WHAT IS BEING ASKED -
Each line below with the word "Project" needs to be copied.

:::::

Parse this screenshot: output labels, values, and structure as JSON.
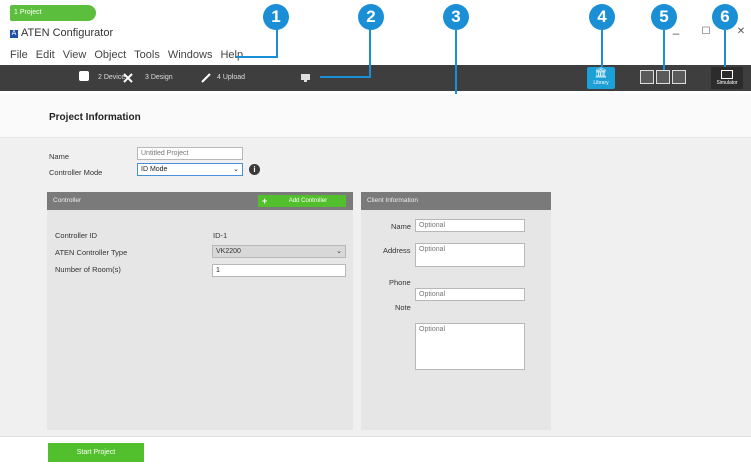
{
  "app": {
    "logo": "A",
    "title": "ATEN Configurator"
  },
  "window": {
    "minimize": "–",
    "maximize": "☐",
    "close": "✕"
  },
  "menu": [
    "File",
    "Edit",
    "View",
    "Object",
    "Tools",
    "Windows",
    "Help"
  ],
  "steps": [
    {
      "label": "1 Project",
      "active": true
    },
    {
      "label": "2 Device"
    },
    {
      "label": "3 Design"
    },
    {
      "label": "4 Upload"
    }
  ],
  "toolbar": {
    "library_label": "Library",
    "simulator_label": "Simulator"
  },
  "callouts": [
    "1",
    "2",
    "3",
    "4",
    "5",
    "6"
  ],
  "page": {
    "title": "Project Information"
  },
  "form": {
    "name_label": "Name",
    "name_placeholder": "Untitled Project",
    "mode_label": "Controller Mode",
    "mode_value": "ID Mode",
    "info": "i"
  },
  "controller": {
    "header": "Controller",
    "add_button": "Add Controller",
    "id_label": "Controller ID",
    "id_value": "ID-1",
    "type_label": "ATEN Controller Type",
    "type_value": "VK2200",
    "rooms_label": "Number of Room(s)",
    "rooms_value": "1"
  },
  "client": {
    "header": "Client Information",
    "name_label": "Name",
    "address_label": "Address",
    "phone_label": "Phone",
    "note_label": "Note",
    "placeholder": "Optional"
  },
  "footer": {
    "start_button": "Start Project"
  },
  "colors": {
    "accent_green": "#52c02c",
    "callout_blue": "#1a8fd6",
    "toolbar_dark": "#3e3e3e",
    "library_blue": "#1d9fd8"
  }
}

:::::

TASK ANSWER -
      "label": "1 Project",
    "title": "Project Information"
    "name_placeholder": "Untitled Project",
    "start_button": "Start Project"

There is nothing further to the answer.